Filter the listing and keep only the lines with the word "Details".

_Entries provided:_
★ ★ ★ ★ ★

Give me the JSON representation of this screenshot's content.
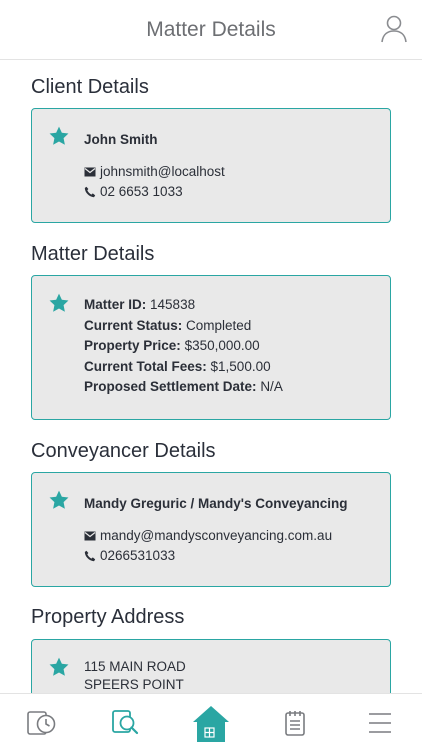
{
  "header": {
    "title": "Matter Details"
  },
  "sections": {
    "client": {
      "title": "Client Details",
      "name": "John Smith",
      "email": "johnsmith@localhost",
      "phone": "02 6653 1033"
    },
    "matter": {
      "title": "Matter Details",
      "rows": [
        {
          "label": "Matter ID:",
          "value": "145838"
        },
        {
          "label": "Current Status:",
          "value": "Completed"
        },
        {
          "label": "Property Price:",
          "value": "$350,000.00"
        },
        {
          "label": "Current Total Fees:",
          "value": "$1,500.00"
        },
        {
          "label": "Proposed Settlement Date:",
          "value": "N/A"
        }
      ]
    },
    "conveyancer": {
      "title": "Conveyancer Details",
      "name": "Mandy Greguric / Mandy's Conveyancing",
      "email": "mandy@mandysconveyancing.com.au",
      "phone": "0266531033"
    },
    "property": {
      "title": "Property Address",
      "line1": "115 MAIN ROAD",
      "line2": "SPEERS POINT"
    }
  },
  "icons": {
    "star": "star-icon",
    "email": "envelope-icon",
    "phone": "phone-icon",
    "profile": "user-icon"
  },
  "tabs": [
    {
      "icon": "history-icon",
      "active": false
    },
    {
      "icon": "document-search-icon",
      "active": false
    },
    {
      "icon": "home-icon",
      "active": true
    },
    {
      "icon": "notepad-icon",
      "active": false
    },
    {
      "icon": "menu-icon",
      "active": false
    }
  ],
  "colors": {
    "accent": "#2aa6a3",
    "card_bg": "#e9e9e9",
    "text": "#2b2f38",
    "muted": "#6d6f73"
  }
}
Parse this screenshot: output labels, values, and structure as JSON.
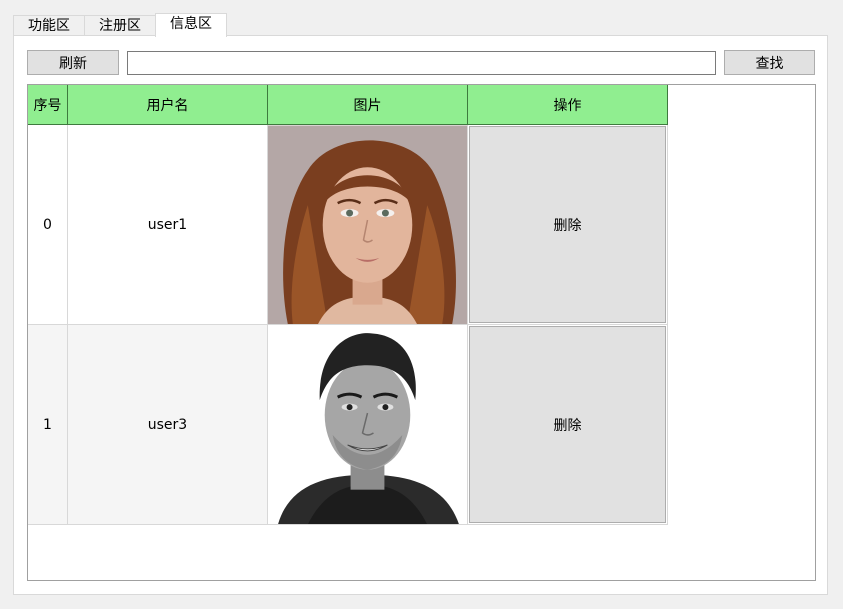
{
  "tabs": [
    {
      "label": "功能区",
      "active": false
    },
    {
      "label": "注册区",
      "active": false
    },
    {
      "label": "信息区",
      "active": true
    }
  ],
  "toolbar": {
    "refresh_label": "刷新",
    "search_value": "",
    "search_label": "查找"
  },
  "table": {
    "columns": [
      "序号",
      "用户名",
      "图片",
      "操作"
    ],
    "header_color": "#90ee90",
    "rows": [
      {
        "index": "0",
        "username": "user1",
        "photo": "portrait-woman",
        "action": "删除"
      },
      {
        "index": "1",
        "username": "user3",
        "photo": "portrait-man-bw",
        "action": "删除"
      }
    ]
  }
}
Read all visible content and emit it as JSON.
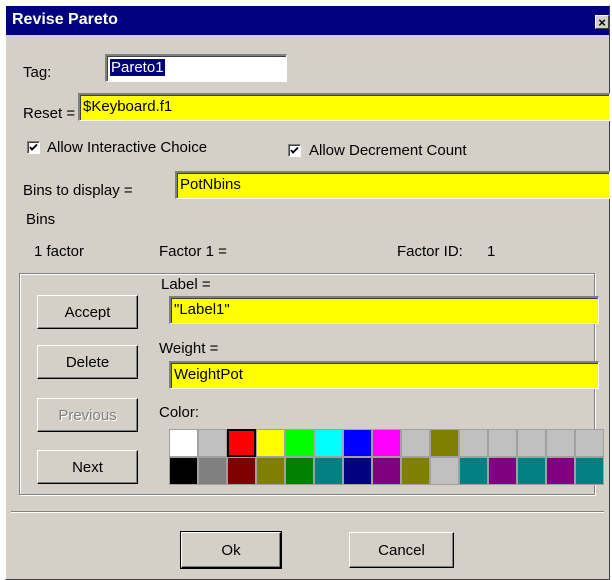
{
  "window": {
    "title": "Revise Pareto",
    "close_glyph": "×"
  },
  "tag": {
    "label": "Tag:",
    "value": "Pareto1"
  },
  "reset": {
    "label": "Reset =",
    "value": "$Keyboard.f1"
  },
  "checkboxes": {
    "allow_interactive": {
      "label": "Allow Interactive Choice",
      "checked": true
    },
    "allow_decrement": {
      "label": "Allow Decrement Count",
      "checked": true
    }
  },
  "bins_to_display": {
    "label": "Bins to display =",
    "value": "PotNbins"
  },
  "bins": {
    "group_label": "Bins",
    "factor_count": "1 factor",
    "factor_label": "Factor 1 =",
    "factor_id_label": "Factor ID:",
    "factor_id_value": "1",
    "label_label": "Label =",
    "label_value": "\"Label1\"",
    "weight_label": "Weight =",
    "weight_value": "WeightPot",
    "color_label": "Color:",
    "buttons": {
      "accept": "Accept",
      "delete": "Delete",
      "previous": "Previous",
      "next": "Next"
    },
    "palette_row1": [
      "#ffffff",
      "#c0c0c0",
      "#ff0000",
      "#ffff00",
      "#00ff00",
      "#00ffff",
      "#0000ff",
      "#ff00ff",
      "#c0c0c0",
      "#808000",
      "#c0c0c0",
      "#c0c0c0",
      "#c0c0c0",
      "#c0c0c0",
      "#c0c0c0"
    ],
    "palette_row2": [
      "#000000",
      "#808080",
      "#800000",
      "#808000",
      "#008000",
      "#008080",
      "#000080",
      "#800080",
      "#808000",
      "#c0c0c0",
      "#008080",
      "#800080",
      "#008080",
      "#800080",
      "#008080"
    ],
    "selected_color": "#ff0000"
  },
  "footer": {
    "ok": "Ok",
    "cancel": "Cancel"
  },
  "colors": {
    "field_yellow": "#ffff00",
    "titlebar": "#000080",
    "face": "#d4d0c8"
  }
}
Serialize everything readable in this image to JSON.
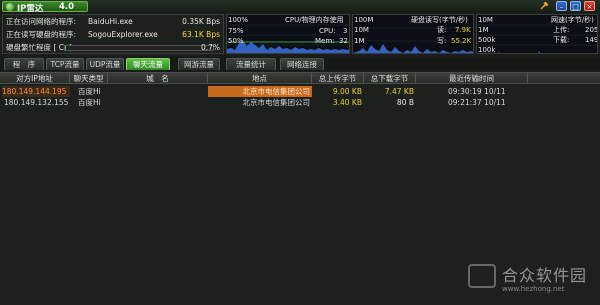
{
  "title_bar": {
    "app_name": "IP雷达",
    "version": "4.0",
    "buttons": {
      "pin": "pin-icon",
      "minimize": "–",
      "maximize": "□",
      "close": "×"
    }
  },
  "info": {
    "row1": {
      "label": "正在访问网络的程序:",
      "program": "BaiduHi.exe",
      "value": "0.35K Bps"
    },
    "row2": {
      "label": "正在读写硬盘的程序:",
      "program": "SogouExplorer.exe",
      "value": "63.1K Bps"
    },
    "row3": {
      "label": "硬盘繁忙程度 [ C: ]",
      "value": "0.7%",
      "progress_percent": 0.7
    }
  },
  "cpu_panel": {
    "top_left": "100%",
    "title": "CPU/物理内存使用",
    "mark_75": "75%",
    "cpu_label": "CPU:",
    "cpu_value": "3",
    "mark_50": "50%",
    "mem_label": "Mem:",
    "mem_value": "32"
  },
  "disk_panel": {
    "top_left": "100M",
    "title": "硬盘读写(字节/秒)",
    "mark_10m": "10M",
    "read_label": "读:",
    "read_value": "7.9K",
    "mark_1m": "1M",
    "write_label": "写:",
    "write_value": "55.2K"
  },
  "net_panel": {
    "top_left": "10M",
    "title": "网速(字节/秒)",
    "mark_1m": "1M",
    "upload_label": "上传:",
    "upload_value": "205",
    "mark_500k": "500k",
    "download_label": "下载:",
    "download_value": "149",
    "mark_100k": "100k"
  },
  "tabs": [
    {
      "label": "程　序",
      "active": false
    },
    {
      "label": "TCP流量",
      "active": false
    },
    {
      "label": "UDP流量",
      "active": false
    },
    {
      "label": "聊天流量",
      "active": true
    },
    {
      "label": "网游流量",
      "active": false
    },
    {
      "label": "流量统计",
      "active": false
    },
    {
      "label": "网络连接",
      "active": false
    }
  ],
  "table": {
    "columns": [
      "对方IP地址",
      "聊天类型",
      "城　名",
      "地点",
      "总上传字节",
      "总下载字节",
      "最近传输时间"
    ],
    "rows": [
      {
        "ip": "180.149.144.195",
        "type": "百度Hi",
        "domain": "",
        "location": "北京市电信集团公司",
        "upload": "9.00 KB",
        "download": "7.47 KB",
        "time": "09:30:19 10/11"
      },
      {
        "ip": "180.149.132.155",
        "type": "百度Hi",
        "domain": "",
        "location": "北京市电信集团公司",
        "upload": "3.40 KB",
        "download": "80 B",
        "time": "09:21:37 10/11"
      }
    ]
  },
  "watermark": {
    "text": "合众软件园",
    "url": "www.hezhong.net"
  },
  "colors": {
    "accent_green": "#3fa82e",
    "highlight_orange": "#c86a1e",
    "value_yellow": "#f0d040",
    "background": "#1d211d"
  }
}
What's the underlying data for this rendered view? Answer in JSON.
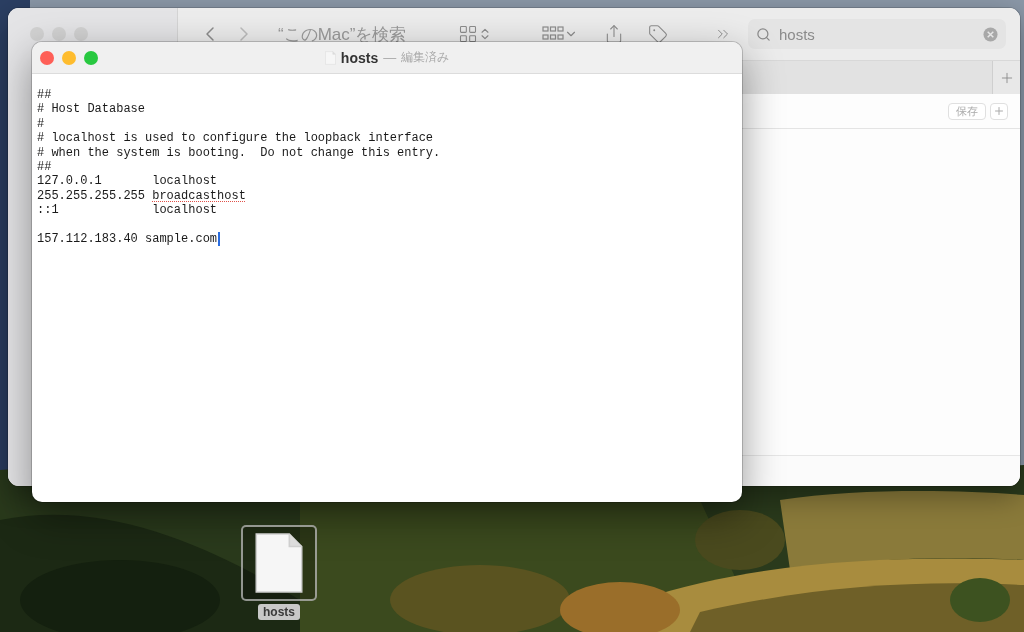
{
  "finder": {
    "title": "“このMac”を検索",
    "search": {
      "value": "hosts"
    },
    "save_button": "保存"
  },
  "editor": {
    "title": "hosts",
    "separator": "—",
    "status": "編集済み",
    "blocks": [
      {
        "lines": [
          {
            "segments": [
              {
                "text": "##",
                "misspelled": false
              }
            ],
            "caret": false
          },
          {
            "segments": [
              {
                "text": "# Host Database",
                "misspelled": false
              }
            ],
            "caret": false
          },
          {
            "segments": [
              {
                "text": "#",
                "misspelled": false
              }
            ],
            "caret": false
          },
          {
            "segments": [
              {
                "text": "# localhost is used to configure the loopback interface",
                "misspelled": false
              }
            ],
            "caret": false
          },
          {
            "segments": [
              {
                "text": "# when the system is booting.  Do not change this entry.",
                "misspelled": false
              }
            ],
            "caret": false
          },
          {
            "segments": [
              {
                "text": "##",
                "misspelled": false
              }
            ],
            "caret": false
          },
          {
            "segments": [
              {
                "text": "127.0.0.1       localhost",
                "misspelled": false
              }
            ],
            "caret": false
          },
          {
            "segments": [
              {
                "text": "255.255.255.255 ",
                "misspelled": false
              },
              {
                "text": "broadcasthost",
                "misspelled": true
              }
            ],
            "caret": false
          },
          {
            "segments": [
              {
                "text": "::1             localhost",
                "misspelled": false
              }
            ],
            "caret": false
          }
        ]
      },
      {
        "lines": [
          {
            "segments": [
              {
                "text": "157.112.183.40 sample.com",
                "misspelled": false
              }
            ],
            "caret": true
          }
        ]
      }
    ]
  },
  "desktop": {
    "file_icon": {
      "label": "hosts",
      "selected": true
    }
  }
}
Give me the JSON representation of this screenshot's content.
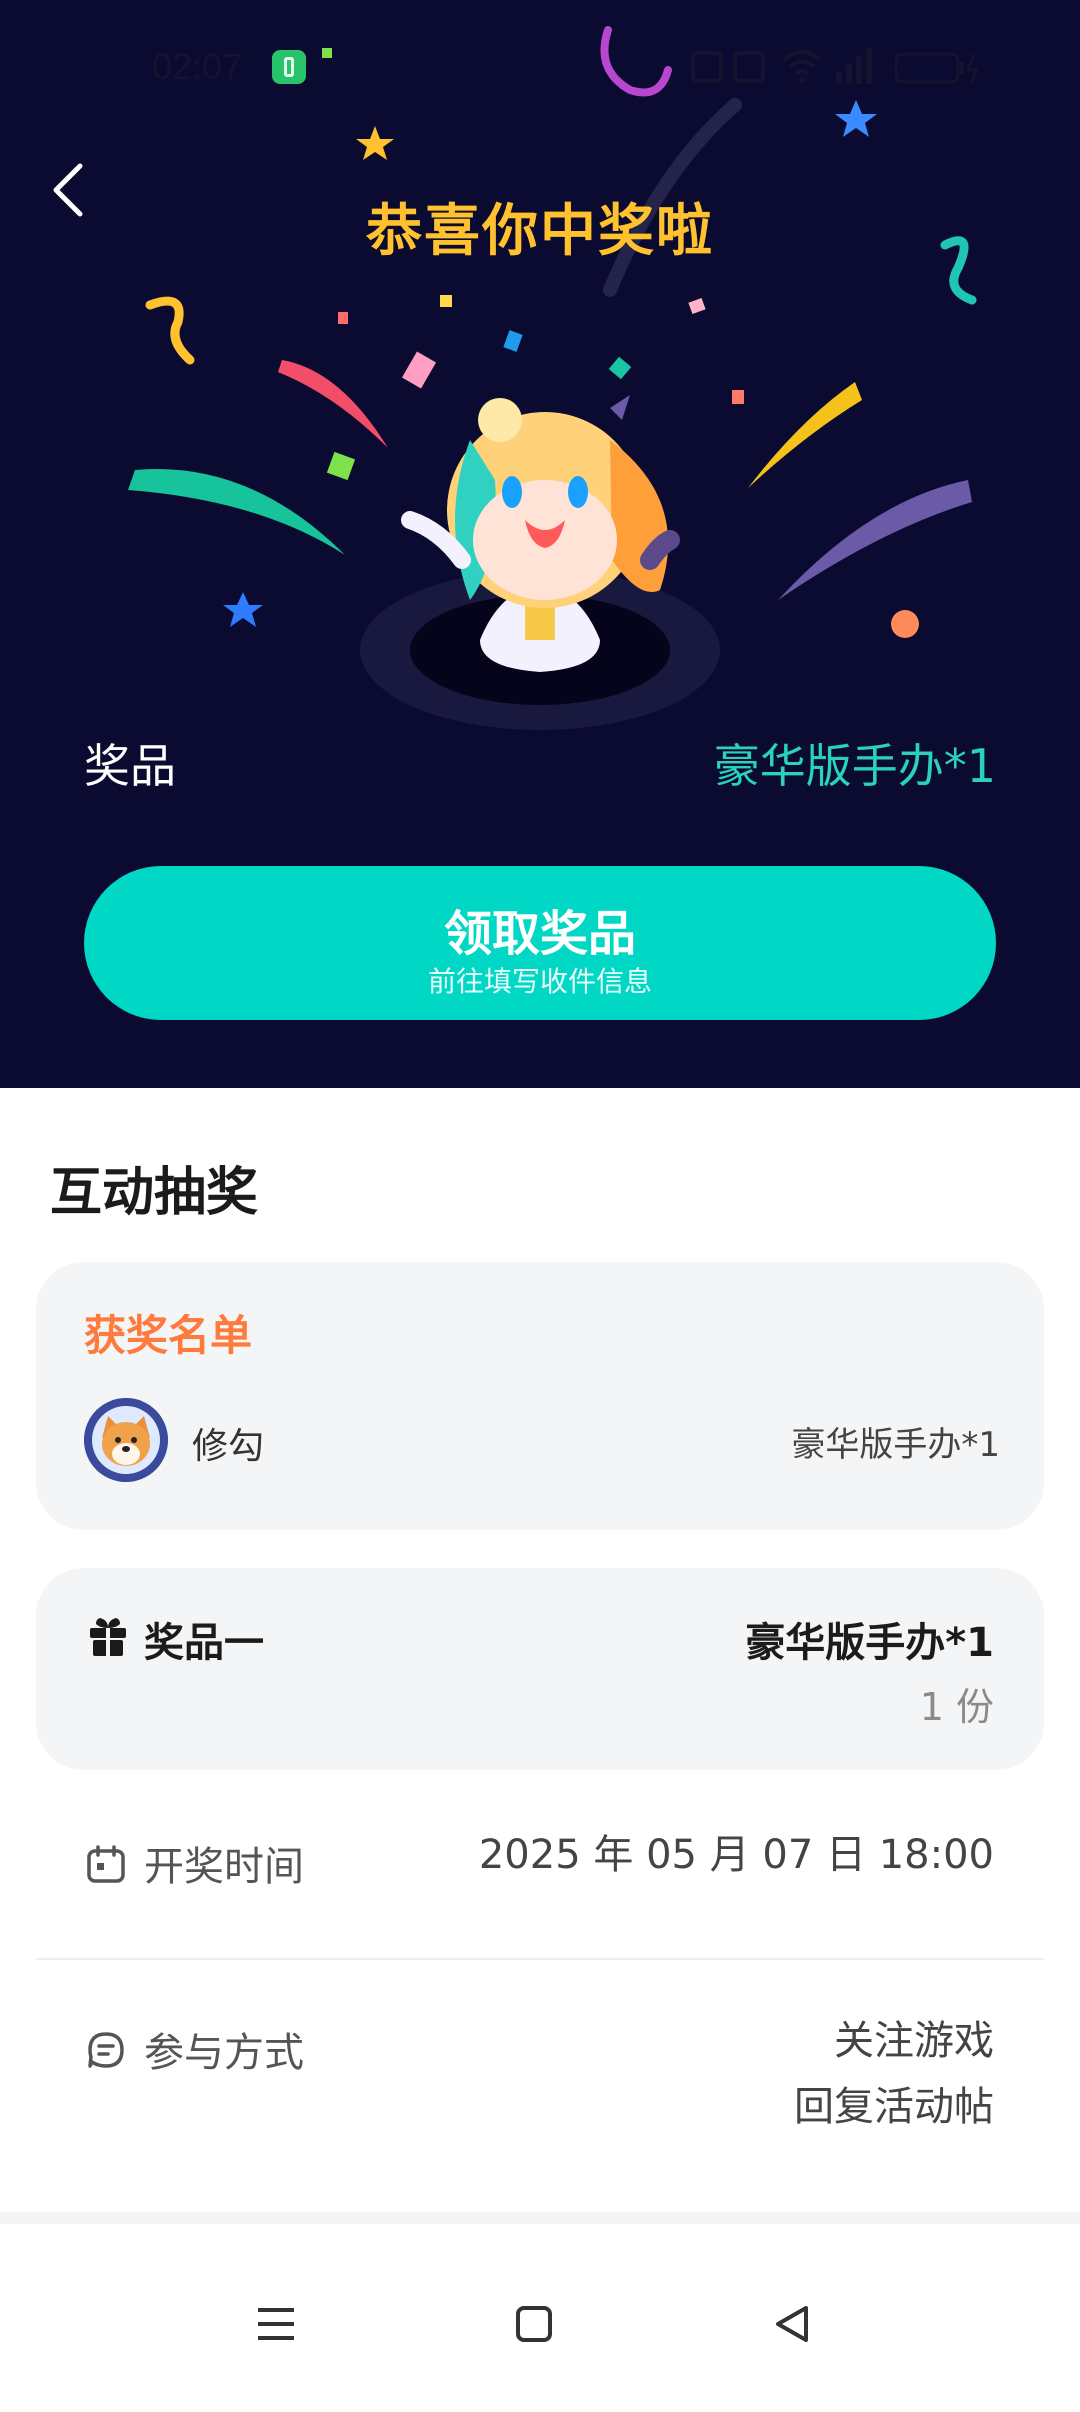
{
  "status_bar": {
    "time": "02:07"
  },
  "hero": {
    "title": "恭喜你中奖啦",
    "prize_label": "奖品",
    "prize_value": "豪华版手办*1",
    "claim_button": {
      "title": "领取奖品",
      "subtitle": "前往填写收件信息"
    }
  },
  "section": {
    "title": "互动抽奖",
    "winners": {
      "heading": "获奖名单",
      "items": [
        {
          "name": "修勾",
          "prize": "豪华版手办*1"
        }
      ]
    },
    "prize_tier": {
      "label": "奖品一",
      "value": "豪华版手办*1",
      "count": "1 份"
    },
    "draw_time": {
      "label": "开奖时间",
      "value": "2025 年 05 月 07 日 18:00"
    },
    "participation": {
      "label": "参与方式",
      "value_line1": "关注游戏",
      "value_line2": "回复活动帖"
    }
  },
  "colors": {
    "hero_bg": "#0b0a30",
    "title_yellow": "#ffc12e",
    "accent_teal": "#00d7c5",
    "winners_orange": "#ff7a3d"
  },
  "icons": [
    "back-icon",
    "gift-icon",
    "calendar-icon",
    "chat-icon",
    "menu-icon",
    "home-icon",
    "back-triangle-icon"
  ]
}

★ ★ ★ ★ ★

_Answer to the exercise:_
    "title": "Matter Details"
      "title": "Client Details",
      "title": "Matter Details",
      "title": "Conveyancer Details",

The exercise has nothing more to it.